The Asian Elephant (Elephas Maximus) is an endangered species of elephant found in, you guessed it, Asia. Numbers have been steadily declining and now there are only as few as 34,000 left in the wild. The biggest effect on elephants are humans, as they destroy their habitat, and poach them for the ivory in their tusks.

Adaptations to Survive in the Wild

Asian elephants are very strong and intelligent. These are some features that help them survive in the wild:

  • Ears- Elephants do not have sweat glands. One way of cooling themselves down is by flapping their ears to fan themselves.
  • Trunks- Trunks have many uses for elephants. They can cool themselves off by spraying water, or protect themselves from the sun by spraying dirt; move large objects and feed themselves.
  • Communication- Elephants make a wide variety of grunts, trumpeting and growling. These sounds are too low pitched, which allows them to communicate without humans hearing them.
  • Tusks- The tusks can be used to dig waterholes, remove bark from trees, uproot trees and as weapons for protection.

Efforts to Help the Asian Elephant

Taronga Zoo is helping to protect the elephants by housing some of their own. Their natural habitats include tropical and subtropical, moist and dry broad leaf forests. In the Taronga Zoo captivity, they are given a big pool to wash and relax in, as well as a couple of tire swings to play with. The ground is barren, so it provides a more realistic view for the elephants.

In the wild, the elephants eat a large variety of plants, grasses, trees and fruits. They can obtain food from everywhere. This is also like in the zoo, whereas the elephants are hand fed, or the food is thrown at them.

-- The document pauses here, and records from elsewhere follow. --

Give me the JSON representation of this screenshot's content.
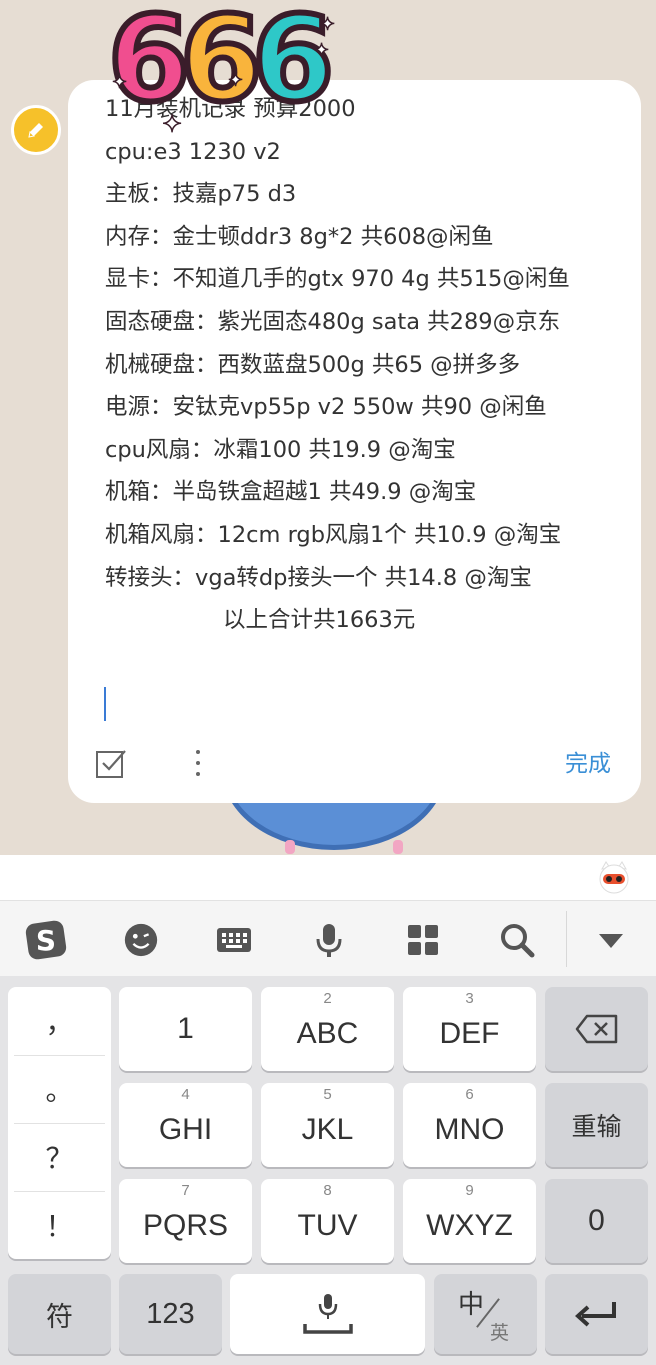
{
  "sticker": {
    "text": "666"
  },
  "note": {
    "lines": [
      "11月装机记录 预算2000",
      "cpu:e3 1230 v2",
      "主板：技嘉p75 d3",
      "内存：金士顿ddr3 8g*2 共608@闲鱼",
      "显卡：不知道几手的gtx 970 4g 共515@闲鱼",
      "固态硬盘：紫光固态480g sata 共289@京东",
      "机械硬盘：西数蓝盘500g 共65 @拼多多",
      "电源：安钛克vp55p v2 550w 共90 @闲鱼",
      "cpu风扇：冰霜100 共19.9 @淘宝",
      "机箱：半岛铁盒超越1 共49.9 @淘宝",
      "机箱风扇：12cm rgb风扇1个 共10.9 @淘宝",
      "转接头：vga转dp接头一个 共14.8 @淘宝"
    ],
    "total": "以上合计共1663元",
    "done_label": "完成"
  },
  "keyboard": {
    "toolbar": [
      "sogou-logo-icon",
      "emoji-icon",
      "keyboard-icon",
      "microphone-icon",
      "apps-grid-icon",
      "search-icon",
      "collapse-icon"
    ],
    "punctuation": [
      "，",
      "。",
      "？",
      "！"
    ],
    "rows": [
      [
        {
          "num": "",
          "label": "1"
        },
        {
          "num": "2",
          "label": "ABC"
        },
        {
          "num": "3",
          "label": "DEF"
        }
      ],
      [
        {
          "num": "4",
          "label": "GHI"
        },
        {
          "num": "5",
          "label": "JKL"
        },
        {
          "num": "6",
          "label": "MNO"
        }
      ],
      [
        {
          "num": "7",
          "label": "PQRS"
        },
        {
          "num": "8",
          "label": "TUV"
        },
        {
          "num": "9",
          "label": "WXYZ"
        }
      ]
    ],
    "reinput_label": "重输",
    "zero_label": "0",
    "symbols_label": "符",
    "numbers_label": "123",
    "lang_main": "中",
    "lang_sub": "英"
  },
  "colors": {
    "accent": "#3a8fd6",
    "badge": "#f6c12a",
    "background": "#e6ddd3"
  }
}
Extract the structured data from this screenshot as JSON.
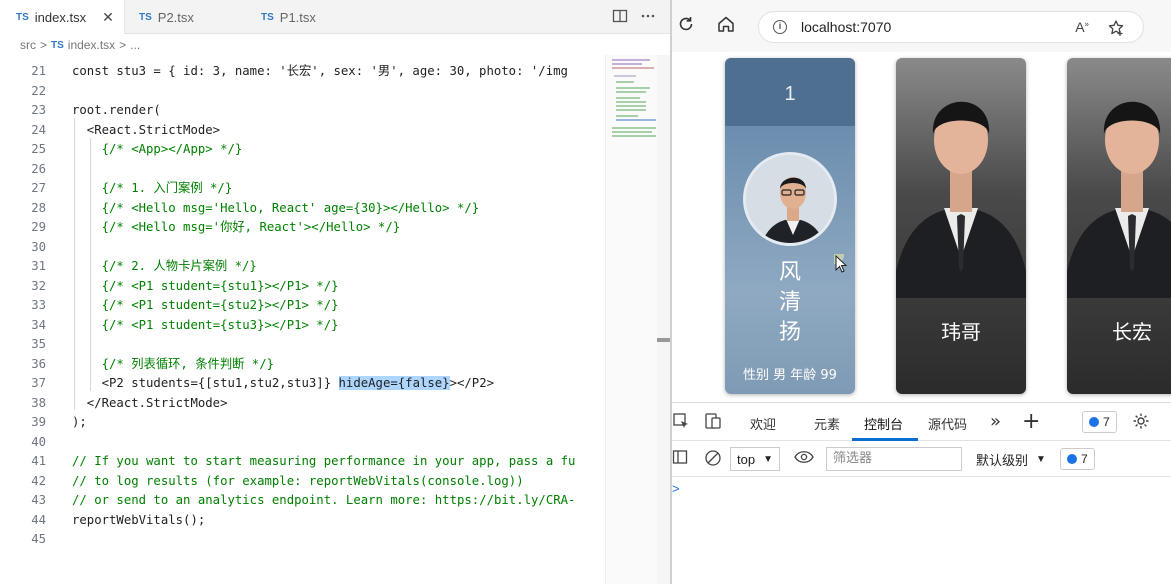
{
  "editor": {
    "tabs": [
      {
        "lang": "TS",
        "label": "index.tsx",
        "close": "✕"
      },
      {
        "lang": "TS",
        "label": "P2.tsx"
      },
      {
        "lang": "TS",
        "label": "P1.tsx"
      }
    ],
    "breadcrumb": [
      "src",
      ">",
      "TS",
      "index.tsx",
      ">",
      "..."
    ],
    "lines": [
      {
        "num": "21",
        "text": "const stu3 = { id: 3, name: '长宏', sex: '男', age: 30, photo: '/img"
      },
      {
        "num": "22",
        "text": ""
      },
      {
        "num": "23",
        "text": "root.render("
      },
      {
        "num": "24",
        "text": "  <React.StrictMode>"
      },
      {
        "num": "25",
        "text": "    {/* <App></App> */}"
      },
      {
        "num": "26",
        "text": ""
      },
      {
        "num": "27",
        "text": "    {/* 1. 入门案例 */}"
      },
      {
        "num": "28",
        "text": "    {/* <Hello msg='Hello, React' age={30}></Hello> */}"
      },
      {
        "num": "29",
        "text": "    {/* <Hello msg='你好, React'></Hello> */}"
      },
      {
        "num": "30",
        "text": ""
      },
      {
        "num": "31",
        "text": "    {/* 2. 人物卡片案例 */}"
      },
      {
        "num": "32",
        "text": "    {/* <P1 student={stu1}></P1> */}"
      },
      {
        "num": "33",
        "text": "    {/* <P1 student={stu2}></P1> */}"
      },
      {
        "num": "34",
        "text": "    {/* <P1 student={stu3}></P1> */}"
      },
      {
        "num": "35",
        "text": ""
      },
      {
        "num": "36",
        "text": "    {/* 列表循环, 条件判断 */}"
      },
      {
        "num": "37",
        "text": "    <P2 students={[stu1,stu2,stu3]} hideAge={false}></P2>"
      },
      {
        "num": "38",
        "text": "  </React.StrictMode>"
      },
      {
        "num": "39",
        "text": ");"
      },
      {
        "num": "40",
        "text": ""
      },
      {
        "num": "41",
        "text": "// If you want to start measuring performance in your app, pass a fu"
      },
      {
        "num": "42",
        "text": "// to log results (for example: reportWebVitals(console.log))"
      },
      {
        "num": "43",
        "text": "// or send to an analytics endpoint. Learn more: https://bit.ly/CRA-"
      },
      {
        "num": "44",
        "text": "reportWebVitals();"
      },
      {
        "num": "45",
        "text": ""
      }
    ],
    "line37": {
      "pre": "    <P2 students={[stu1,stu2,stu3]} ",
      "sel": "hideAge={false}",
      "post": "></P2>"
    }
  },
  "browser": {
    "url": "localhost:7070",
    "cards": [
      {
        "number": "1",
        "name_chars": [
          "风",
          "清",
          "扬"
        ],
        "info": "性别 男 年龄 99"
      },
      {
        "name": "玮哥"
      },
      {
        "name": "长宏"
      }
    ]
  },
  "devtools": {
    "tabs": [
      "欢迎",
      "元素",
      "控制台",
      "源代码"
    ],
    "more": "»",
    "add": "+",
    "issue_count": "7",
    "context": "top",
    "filter_placeholder": "筛选器",
    "level": "默认级别",
    "filter_issue_count": "7",
    "prompt": ">"
  }
}
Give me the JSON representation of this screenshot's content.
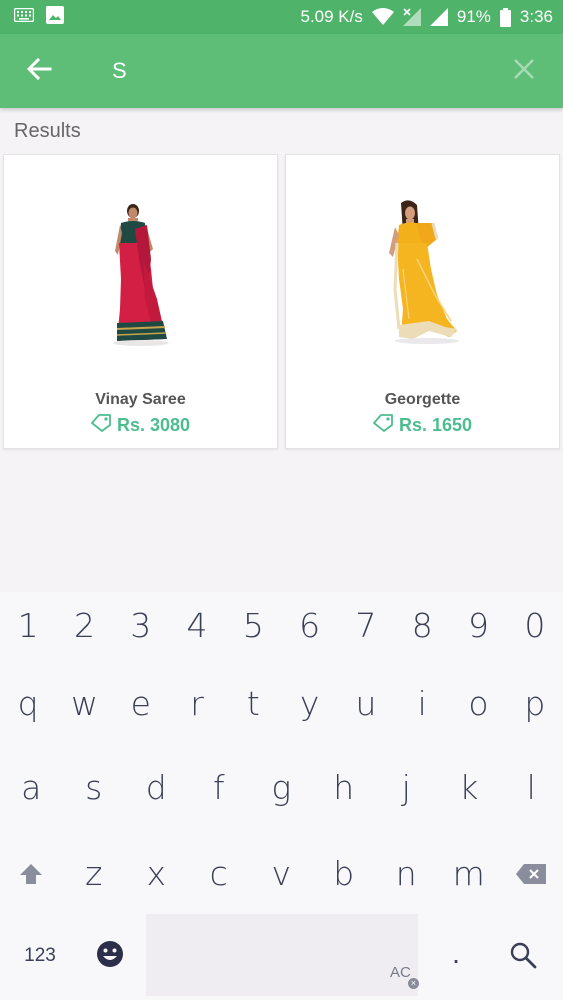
{
  "status_bar": {
    "network_speed": "5.09 K/s",
    "battery": "91%",
    "time": "3:36",
    "icons": [
      "keyboard-icon",
      "image-icon",
      "wifi-icon",
      "signal-x-icon",
      "signal-icon",
      "battery-icon"
    ]
  },
  "app_bar": {
    "search_value": "S",
    "back_icon": "arrow-left-icon",
    "clear_icon": "close-icon",
    "accent": "#5ebd77"
  },
  "results": {
    "heading": "Results",
    "products": [
      {
        "name": "Vinay Saree",
        "price": "Rs. 3080",
        "price_icon": "price-tag-icon",
        "image": "red-saree"
      },
      {
        "name": "Georgette",
        "price": "Rs. 1650",
        "price_icon": "price-tag-icon",
        "image": "yellow-saree"
      }
    ],
    "price_color": "#4dbd8f"
  },
  "keyboard": {
    "numbers": [
      "1",
      "2",
      "3",
      "4",
      "5",
      "6",
      "7",
      "8",
      "9",
      "0"
    ],
    "row1": [
      "q",
      "w",
      "e",
      "r",
      "t",
      "y",
      "u",
      "i",
      "o",
      "p"
    ],
    "row2": [
      "a",
      "s",
      "d",
      "f",
      "g",
      "h",
      "j",
      "k",
      "l"
    ],
    "row3": [
      "z",
      "x",
      "c",
      "v",
      "b",
      "n",
      "m"
    ],
    "symbols_key": "123",
    "autocorrect_key": "AC",
    "period_key": "."
  }
}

Taronga Zoo is helping to protect these giants continuing to study them, as they do not have a great deal of information on them.